■ **Entries shown**

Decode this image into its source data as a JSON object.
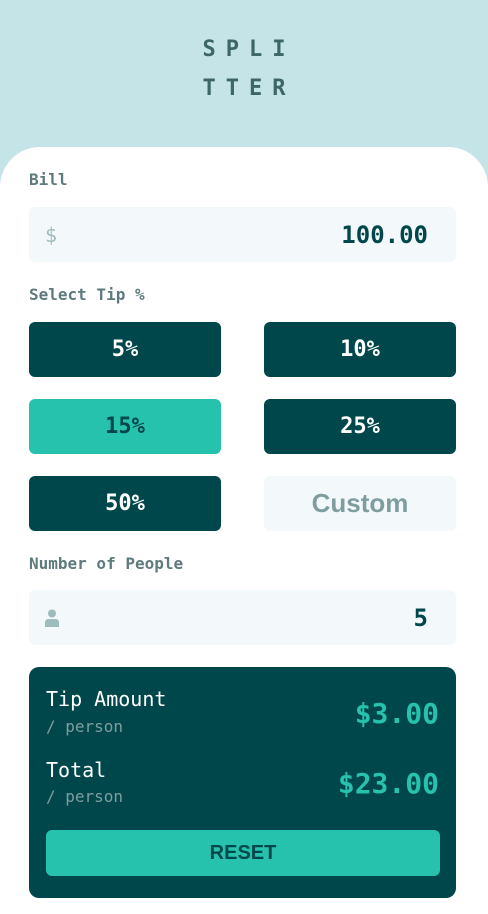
{
  "logo": {
    "line1": "SPLI",
    "line2": "TTER"
  },
  "bill": {
    "label": "Bill",
    "prefix_symbol": "$",
    "value": "100.00"
  },
  "tip": {
    "label": "Select Tip %",
    "options": [
      "5%",
      "10%",
      "15%",
      "25%",
      "50%"
    ],
    "selected": "15%",
    "custom_placeholder": "Custom"
  },
  "people": {
    "label": "Number of People",
    "icon": "person-icon",
    "value": "5"
  },
  "result": {
    "tip_title": "Tip Amount",
    "tip_sub": "/ person",
    "tip_value": "$3.00",
    "total_title": "Total",
    "total_sub": "/ person",
    "total_value": "$23.00",
    "reset_label": "RESET"
  },
  "colors": {
    "background": "#c5e4e7",
    "dark_cyan": "#00474b",
    "strong_cyan": "#26c2ad",
    "input_bg": "#f3f9fa",
    "label_gray": "#5e7a7d"
  }
}
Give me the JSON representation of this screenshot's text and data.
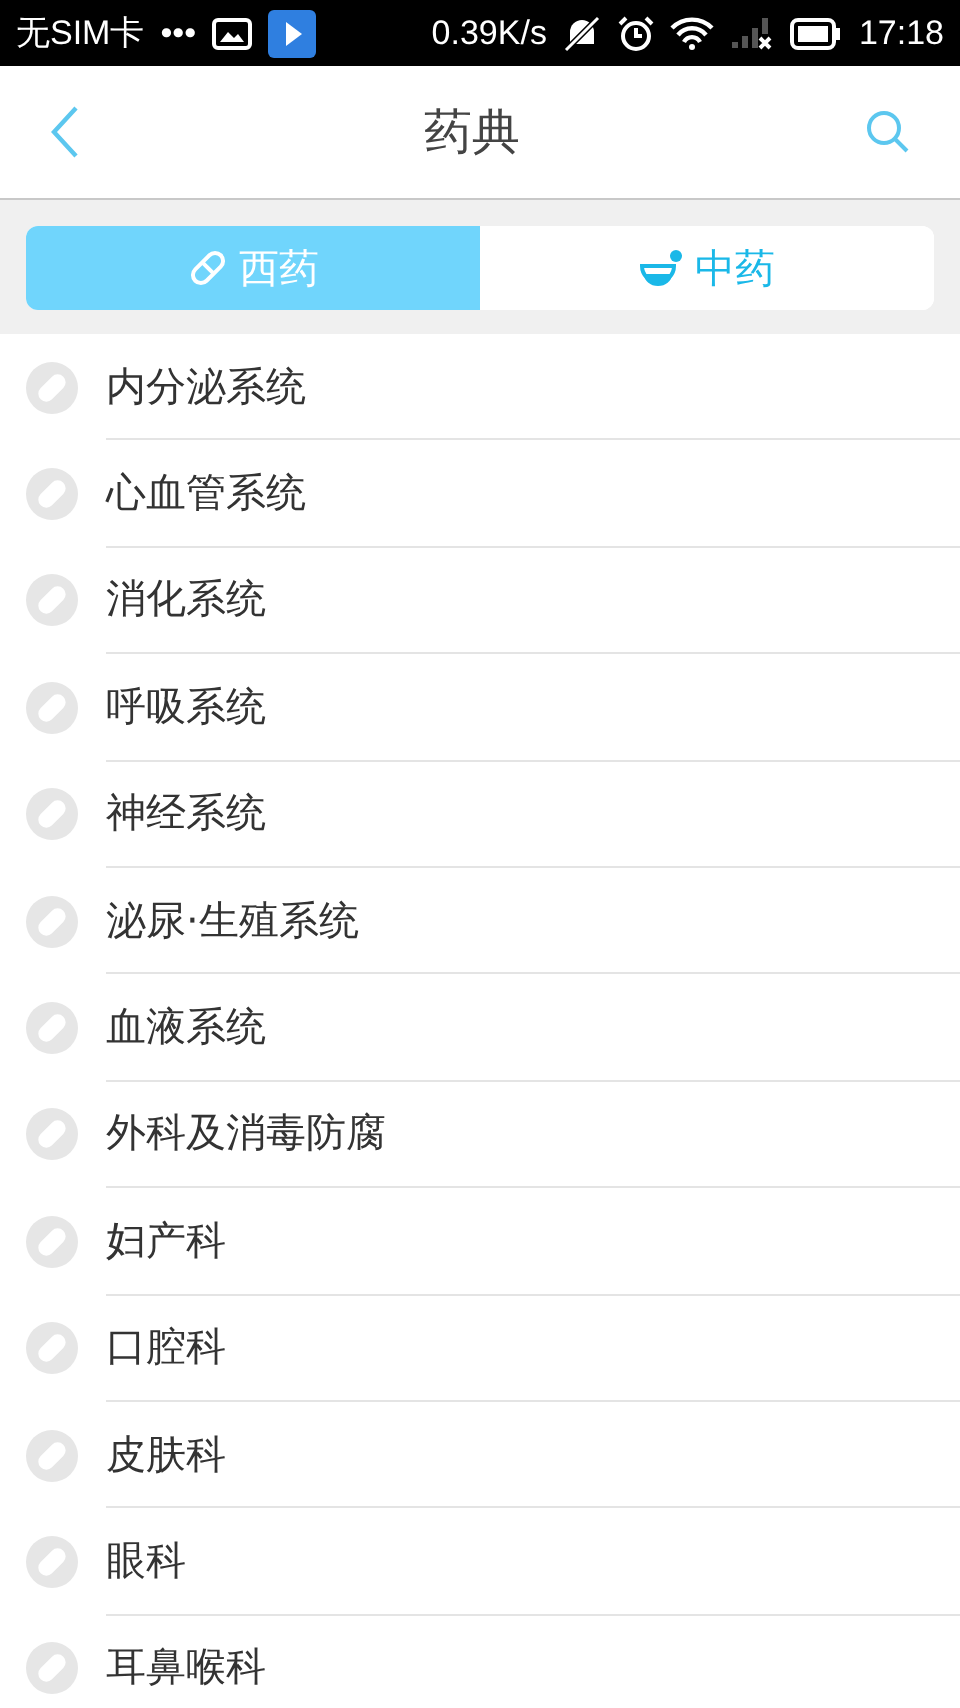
{
  "status_bar": {
    "carrier": "无SIM卡",
    "dots": "•••",
    "speed": "0.39K/s",
    "time": "17:18"
  },
  "header": {
    "title": "药典"
  },
  "tabs": [
    {
      "label": "西药",
      "kind": "pill",
      "selected": true
    },
    {
      "label": "中药",
      "kind": "bowl",
      "selected": false
    }
  ],
  "categories": [
    "内分泌系统",
    "心血管系统",
    "消化系统",
    "呼吸系统",
    "神经系统",
    "泌尿·生殖系统",
    "血液系统",
    "外科及消毒防腐",
    "妇产科",
    "口腔科",
    "皮肤科",
    "眼科",
    "耳鼻喉科"
  ]
}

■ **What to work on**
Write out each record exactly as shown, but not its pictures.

■ **Task solution**
Decode this image into its source data as a JSON object.
{
  "logo": {
    "line1": "SPLI",
    "line2": "TTER"
  },
  "bill": {
    "label": "Bill",
    "prefix_symbol": "$",
    "value": "100.00"
  },
  "tip": {
    "label": "Select Tip %",
    "options": [
      "5%",
      "10%",
      "15%",
      "25%",
      "50%"
    ],
    "selected": "15%",
    "custom_placeholder": "Custom"
  },
  "people": {
    "label": "Number of People",
    "icon": "person-icon",
    "value": "5"
  },
  "result": {
    "tip_title": "Tip Amount",
    "tip_sub": "/ person",
    "tip_value": "$3.00",
    "total_title": "Total",
    "total_sub": "/ person",
    "total_value": "$23.00",
    "reset_label": "RESET"
  },
  "colors": {
    "background": "#c5e4e7",
    "dark_cyan": "#00474b",
    "strong_cyan": "#26c2ad",
    "input_bg": "#f3f9fa",
    "label_gray": "#5e7a7d"
  }
}
Give me the JSON representation of this screenshot's text and data.
{
  "status_bar": {
    "carrier": "无SIM卡",
    "dots": "•••",
    "speed": "0.39K/s",
    "time": "17:18"
  },
  "header": {
    "title": "药典"
  },
  "tabs": [
    {
      "label": "西药",
      "kind": "pill",
      "selected": true
    },
    {
      "label": "中药",
      "kind": "bowl",
      "selected": false
    }
  ],
  "categories": [
    "内分泌系统",
    "心血管系统",
    "消化系统",
    "呼吸系统",
    "神经系统",
    "泌尿·生殖系统",
    "血液系统",
    "外科及消毒防腐",
    "妇产科",
    "口腔科",
    "皮肤科",
    "眼科",
    "耳鼻喉科"
  ]
}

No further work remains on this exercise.